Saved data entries

*** Block opens ***

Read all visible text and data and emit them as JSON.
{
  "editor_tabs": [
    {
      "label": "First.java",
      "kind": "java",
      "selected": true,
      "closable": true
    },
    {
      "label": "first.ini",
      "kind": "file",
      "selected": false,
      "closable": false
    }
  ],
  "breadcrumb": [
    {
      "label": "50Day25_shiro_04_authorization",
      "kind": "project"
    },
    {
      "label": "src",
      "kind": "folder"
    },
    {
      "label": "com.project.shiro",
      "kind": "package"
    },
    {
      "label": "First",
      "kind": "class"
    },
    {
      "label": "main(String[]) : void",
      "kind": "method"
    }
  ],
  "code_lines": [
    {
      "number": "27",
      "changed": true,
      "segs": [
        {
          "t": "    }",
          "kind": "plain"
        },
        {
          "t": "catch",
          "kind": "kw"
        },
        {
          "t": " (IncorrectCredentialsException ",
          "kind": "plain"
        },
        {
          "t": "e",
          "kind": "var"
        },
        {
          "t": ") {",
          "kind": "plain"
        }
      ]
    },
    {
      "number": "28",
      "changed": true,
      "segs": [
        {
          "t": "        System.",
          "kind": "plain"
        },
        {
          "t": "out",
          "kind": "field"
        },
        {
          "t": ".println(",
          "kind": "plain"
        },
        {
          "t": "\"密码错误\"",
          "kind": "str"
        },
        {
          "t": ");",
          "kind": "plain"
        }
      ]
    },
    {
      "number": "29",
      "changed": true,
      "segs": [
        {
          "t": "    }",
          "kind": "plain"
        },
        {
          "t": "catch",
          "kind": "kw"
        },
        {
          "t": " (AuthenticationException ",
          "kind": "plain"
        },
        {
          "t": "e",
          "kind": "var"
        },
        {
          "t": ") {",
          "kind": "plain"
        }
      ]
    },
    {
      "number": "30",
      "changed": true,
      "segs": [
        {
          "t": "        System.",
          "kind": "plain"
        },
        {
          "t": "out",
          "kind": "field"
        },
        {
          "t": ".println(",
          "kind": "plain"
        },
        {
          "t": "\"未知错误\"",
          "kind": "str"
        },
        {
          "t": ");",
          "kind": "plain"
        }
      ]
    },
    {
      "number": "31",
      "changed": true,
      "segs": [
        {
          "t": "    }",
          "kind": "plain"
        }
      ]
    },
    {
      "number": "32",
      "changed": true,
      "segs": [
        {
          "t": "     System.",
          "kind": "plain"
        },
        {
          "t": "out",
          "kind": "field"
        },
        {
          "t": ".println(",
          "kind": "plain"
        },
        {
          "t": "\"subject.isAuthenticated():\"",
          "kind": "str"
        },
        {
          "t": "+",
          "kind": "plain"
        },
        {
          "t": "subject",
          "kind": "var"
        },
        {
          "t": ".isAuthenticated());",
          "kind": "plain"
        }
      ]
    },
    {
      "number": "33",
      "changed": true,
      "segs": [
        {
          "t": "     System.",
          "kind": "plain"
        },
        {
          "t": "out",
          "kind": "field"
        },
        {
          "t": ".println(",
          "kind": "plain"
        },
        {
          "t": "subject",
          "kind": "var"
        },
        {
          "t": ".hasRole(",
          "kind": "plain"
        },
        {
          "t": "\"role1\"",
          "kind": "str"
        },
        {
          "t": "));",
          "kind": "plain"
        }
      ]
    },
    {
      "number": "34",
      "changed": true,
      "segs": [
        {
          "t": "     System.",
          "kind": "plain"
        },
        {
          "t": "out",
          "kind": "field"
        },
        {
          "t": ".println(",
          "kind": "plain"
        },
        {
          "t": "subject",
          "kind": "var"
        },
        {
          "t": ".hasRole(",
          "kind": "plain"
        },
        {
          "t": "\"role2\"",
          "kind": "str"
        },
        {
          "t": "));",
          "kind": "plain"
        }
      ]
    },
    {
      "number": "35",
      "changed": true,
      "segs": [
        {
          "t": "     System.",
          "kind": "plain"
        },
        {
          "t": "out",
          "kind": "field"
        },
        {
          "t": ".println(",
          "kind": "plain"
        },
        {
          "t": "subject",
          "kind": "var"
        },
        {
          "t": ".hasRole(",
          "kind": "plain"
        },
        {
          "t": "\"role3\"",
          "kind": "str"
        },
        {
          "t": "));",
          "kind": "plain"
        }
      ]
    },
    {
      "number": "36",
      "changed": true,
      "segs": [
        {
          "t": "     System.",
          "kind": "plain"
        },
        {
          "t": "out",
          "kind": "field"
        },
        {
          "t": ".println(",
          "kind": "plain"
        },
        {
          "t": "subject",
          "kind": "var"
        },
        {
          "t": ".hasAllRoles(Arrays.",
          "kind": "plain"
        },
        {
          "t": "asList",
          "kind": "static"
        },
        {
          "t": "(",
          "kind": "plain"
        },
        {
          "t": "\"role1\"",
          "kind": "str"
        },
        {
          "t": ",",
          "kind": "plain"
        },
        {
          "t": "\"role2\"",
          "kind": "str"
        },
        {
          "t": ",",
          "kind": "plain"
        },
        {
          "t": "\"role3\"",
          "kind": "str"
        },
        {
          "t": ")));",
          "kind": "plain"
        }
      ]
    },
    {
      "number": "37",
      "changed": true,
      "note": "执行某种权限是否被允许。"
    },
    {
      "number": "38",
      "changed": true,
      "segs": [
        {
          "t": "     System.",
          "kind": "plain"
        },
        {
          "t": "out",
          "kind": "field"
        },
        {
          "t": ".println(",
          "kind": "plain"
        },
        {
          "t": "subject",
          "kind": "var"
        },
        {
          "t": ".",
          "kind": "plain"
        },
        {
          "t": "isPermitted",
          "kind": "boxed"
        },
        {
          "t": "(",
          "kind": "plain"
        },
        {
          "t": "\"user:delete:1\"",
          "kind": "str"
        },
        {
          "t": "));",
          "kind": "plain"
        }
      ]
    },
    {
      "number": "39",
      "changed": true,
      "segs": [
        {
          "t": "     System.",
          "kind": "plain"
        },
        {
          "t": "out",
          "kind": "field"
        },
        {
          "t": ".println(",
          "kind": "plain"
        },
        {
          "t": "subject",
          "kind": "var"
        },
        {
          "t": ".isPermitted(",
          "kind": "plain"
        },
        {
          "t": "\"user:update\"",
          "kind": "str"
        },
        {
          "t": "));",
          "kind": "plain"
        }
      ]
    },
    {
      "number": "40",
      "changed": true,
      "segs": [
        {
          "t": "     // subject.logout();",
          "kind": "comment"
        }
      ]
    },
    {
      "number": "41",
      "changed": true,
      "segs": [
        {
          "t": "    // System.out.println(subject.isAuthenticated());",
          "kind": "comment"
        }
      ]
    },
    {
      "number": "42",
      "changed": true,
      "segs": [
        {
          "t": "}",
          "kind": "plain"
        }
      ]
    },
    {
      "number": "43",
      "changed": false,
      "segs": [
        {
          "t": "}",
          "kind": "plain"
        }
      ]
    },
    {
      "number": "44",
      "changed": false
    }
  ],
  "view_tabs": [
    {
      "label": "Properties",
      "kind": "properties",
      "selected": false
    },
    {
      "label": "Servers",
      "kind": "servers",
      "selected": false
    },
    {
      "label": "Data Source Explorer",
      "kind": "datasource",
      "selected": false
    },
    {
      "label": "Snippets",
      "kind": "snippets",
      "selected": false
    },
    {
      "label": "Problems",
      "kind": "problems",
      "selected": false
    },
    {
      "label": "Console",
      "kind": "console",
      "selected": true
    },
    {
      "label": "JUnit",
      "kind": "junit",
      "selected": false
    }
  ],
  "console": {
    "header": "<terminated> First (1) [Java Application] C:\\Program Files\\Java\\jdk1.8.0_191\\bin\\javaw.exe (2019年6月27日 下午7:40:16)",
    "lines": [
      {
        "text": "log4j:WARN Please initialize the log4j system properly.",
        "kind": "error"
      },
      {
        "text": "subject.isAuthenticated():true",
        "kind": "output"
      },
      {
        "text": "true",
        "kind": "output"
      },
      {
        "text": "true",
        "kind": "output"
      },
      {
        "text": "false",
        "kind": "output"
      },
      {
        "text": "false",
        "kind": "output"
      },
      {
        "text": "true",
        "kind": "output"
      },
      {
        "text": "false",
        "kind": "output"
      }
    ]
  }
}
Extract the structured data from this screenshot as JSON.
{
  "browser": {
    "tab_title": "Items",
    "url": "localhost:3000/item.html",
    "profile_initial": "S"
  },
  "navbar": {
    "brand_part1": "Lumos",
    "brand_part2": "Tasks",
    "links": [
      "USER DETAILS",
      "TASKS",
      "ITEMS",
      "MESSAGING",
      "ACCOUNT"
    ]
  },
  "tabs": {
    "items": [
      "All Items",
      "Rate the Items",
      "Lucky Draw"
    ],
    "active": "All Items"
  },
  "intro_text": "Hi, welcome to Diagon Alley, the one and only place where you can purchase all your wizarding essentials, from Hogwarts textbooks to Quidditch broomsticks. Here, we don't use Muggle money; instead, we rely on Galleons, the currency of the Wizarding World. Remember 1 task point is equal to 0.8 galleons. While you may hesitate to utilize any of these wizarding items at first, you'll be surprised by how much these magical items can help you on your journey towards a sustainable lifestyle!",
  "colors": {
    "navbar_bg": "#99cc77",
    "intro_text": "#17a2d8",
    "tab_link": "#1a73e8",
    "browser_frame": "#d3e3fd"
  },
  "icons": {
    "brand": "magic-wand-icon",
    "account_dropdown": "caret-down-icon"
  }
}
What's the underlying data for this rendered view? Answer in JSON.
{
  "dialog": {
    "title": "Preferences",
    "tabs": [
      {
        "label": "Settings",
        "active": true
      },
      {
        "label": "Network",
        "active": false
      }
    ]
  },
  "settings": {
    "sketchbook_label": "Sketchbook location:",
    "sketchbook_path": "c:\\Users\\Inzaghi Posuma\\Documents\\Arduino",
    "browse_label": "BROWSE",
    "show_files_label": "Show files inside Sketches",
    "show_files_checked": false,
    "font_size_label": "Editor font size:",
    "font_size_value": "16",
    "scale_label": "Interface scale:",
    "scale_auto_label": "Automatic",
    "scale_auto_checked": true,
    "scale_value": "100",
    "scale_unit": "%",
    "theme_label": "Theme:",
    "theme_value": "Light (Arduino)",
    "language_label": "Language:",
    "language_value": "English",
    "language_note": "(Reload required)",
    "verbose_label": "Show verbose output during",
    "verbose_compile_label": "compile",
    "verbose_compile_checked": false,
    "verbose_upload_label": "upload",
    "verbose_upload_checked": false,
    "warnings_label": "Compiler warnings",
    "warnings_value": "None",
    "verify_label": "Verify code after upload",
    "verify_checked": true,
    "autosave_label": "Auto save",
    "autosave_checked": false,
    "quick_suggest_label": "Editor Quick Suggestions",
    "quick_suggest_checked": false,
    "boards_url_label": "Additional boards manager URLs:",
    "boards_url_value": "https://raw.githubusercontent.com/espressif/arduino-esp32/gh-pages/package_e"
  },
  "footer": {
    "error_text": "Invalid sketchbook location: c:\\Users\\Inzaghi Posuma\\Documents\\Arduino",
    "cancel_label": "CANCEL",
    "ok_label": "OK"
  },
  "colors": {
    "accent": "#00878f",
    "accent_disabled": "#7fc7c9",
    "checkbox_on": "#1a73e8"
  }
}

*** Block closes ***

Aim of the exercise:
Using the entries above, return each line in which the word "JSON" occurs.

Reply to the task:
Read all visible text and data and emit them as JSON.
Extract the structured data from this screenshot as JSON.
What's the underlying data for this rendered view? Answer in JSON.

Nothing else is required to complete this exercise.